Which brings me to the two fermentations. To make vinegar, a sugary liquid – apple juice, say – is fermented into an alcoholic one – in this case cider. Then bacteria are added, traditionally in the form of a ‘vinegar mother’, a slimy gloop containing acetobacteria, and the liquid ferments again. During this process the bacteria converts the alcohol into acetic acid. This ‘live’ vinegar may look cloudy, and even have gobbets of vinegar mother floating in it.
You can add this to leftover wine and cider to make your own vinegar: wine will need to be diluted about 2:1 with water, as the acetobacteria need an alcohol content below nine per cent. Simply add the mother to the bottle, cover with kitchen paper and a rubber band (not a lid or cork) and leave for about three months.
You can drink live vinegar just as it is, in a 15ml shot, but at about five per cent acidity, you’ll probably want to dilute it. Or pick a vinegar designed for drinking, which will have flavourings, usually ‘superfoods’ like ginger or turmeric, and sometimes fruit.

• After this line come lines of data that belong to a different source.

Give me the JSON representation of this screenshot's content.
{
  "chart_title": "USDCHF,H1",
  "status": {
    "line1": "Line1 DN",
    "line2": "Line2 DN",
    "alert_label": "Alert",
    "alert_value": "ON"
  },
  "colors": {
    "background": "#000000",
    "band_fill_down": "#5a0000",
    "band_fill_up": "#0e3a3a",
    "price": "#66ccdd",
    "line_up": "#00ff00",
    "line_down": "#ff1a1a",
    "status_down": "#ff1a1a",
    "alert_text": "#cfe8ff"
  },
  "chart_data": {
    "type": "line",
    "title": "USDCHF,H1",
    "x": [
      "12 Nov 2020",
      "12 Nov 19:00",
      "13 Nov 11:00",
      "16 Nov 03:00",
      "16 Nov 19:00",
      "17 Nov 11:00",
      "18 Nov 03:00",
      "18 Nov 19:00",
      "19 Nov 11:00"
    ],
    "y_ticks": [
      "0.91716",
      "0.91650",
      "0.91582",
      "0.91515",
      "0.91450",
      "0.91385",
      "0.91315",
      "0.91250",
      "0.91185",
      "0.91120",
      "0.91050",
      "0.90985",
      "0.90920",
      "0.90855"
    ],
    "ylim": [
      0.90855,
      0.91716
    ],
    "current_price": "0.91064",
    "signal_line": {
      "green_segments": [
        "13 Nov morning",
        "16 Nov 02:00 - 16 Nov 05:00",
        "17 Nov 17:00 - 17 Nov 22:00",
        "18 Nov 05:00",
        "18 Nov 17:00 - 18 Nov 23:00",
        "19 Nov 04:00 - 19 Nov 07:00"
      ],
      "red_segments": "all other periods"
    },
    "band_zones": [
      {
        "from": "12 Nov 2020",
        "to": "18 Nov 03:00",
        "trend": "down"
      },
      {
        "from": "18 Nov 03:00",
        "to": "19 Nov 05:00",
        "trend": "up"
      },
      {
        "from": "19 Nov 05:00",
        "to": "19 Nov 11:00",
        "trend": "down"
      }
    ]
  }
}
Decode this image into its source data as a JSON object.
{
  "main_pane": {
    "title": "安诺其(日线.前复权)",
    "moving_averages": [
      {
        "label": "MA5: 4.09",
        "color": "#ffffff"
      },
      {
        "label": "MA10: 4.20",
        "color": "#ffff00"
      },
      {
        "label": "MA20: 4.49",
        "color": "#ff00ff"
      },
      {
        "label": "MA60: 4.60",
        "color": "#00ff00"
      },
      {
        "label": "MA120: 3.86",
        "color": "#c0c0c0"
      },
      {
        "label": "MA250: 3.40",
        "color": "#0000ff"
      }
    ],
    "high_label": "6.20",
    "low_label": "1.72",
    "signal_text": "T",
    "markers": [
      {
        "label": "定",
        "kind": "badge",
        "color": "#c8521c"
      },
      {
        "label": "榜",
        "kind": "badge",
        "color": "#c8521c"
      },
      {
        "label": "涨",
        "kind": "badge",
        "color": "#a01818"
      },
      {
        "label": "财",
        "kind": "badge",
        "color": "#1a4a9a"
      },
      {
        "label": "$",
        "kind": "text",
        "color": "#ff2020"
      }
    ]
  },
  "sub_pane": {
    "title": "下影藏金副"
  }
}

Some are sweetened: a lightly sweetened vinegar is sometimes called a ‘switchel’, while one with a higher level of fruit is a shrub. But none of them should leave a bitter, or sour, taste in your mouth.
Five of the best drinking vinegars to try in 2022
The Bath Alchemist
(£12.95 for 240ml, The Bath Alchemist)
True vinegars, some lightly sweetened with honey. These will work as finishing vinegars in cooking too: try a few drops on grilled fish. Flavours include turmeric, ginger, horseradish and raw honey.
(£37.50 for 15 x 60ml, Willy's)
Made by Willy Chase of Chase Vodka & Gin, with apples from his 300-year-old orchard. Tiny shot bottles, ready-diluted with juice, and good-value 500ml bottles of live vinegar with mother, which can be used for cooking or drinking.
£24 for 480ml (Mother Root)
Developed by a wine trade professional Bethan Wallace Higson when she fell pregnant and needed a ‘feel-good’ non-alcoholic drink. Made with ginger root, orange blossom honey and organic cider vinegar in the traditional switchel style. Drink diluted with still or sparkling water or tonic water.
(£22 for 500ml, Nonsuch Shrubs)
Founded by former Aspall cider owner Henry Chevallier Guild, Nonsuch Shrubs come in enticing flavours including Bittersweet Apple & Cardamon. Drink diluted with water or use in cocktails.
(£35 for 9 x 30ml, Jukes Cordialities)
Sophisticated concoctions designed by wine expert Matthew Jukes to be in the style of red, white and rosé. The colours match too, so no one will spot you’re off the sauce. Pricey, but less than a fine wine – dilute with still or sparkling water.
This article is kept updated with the latest information.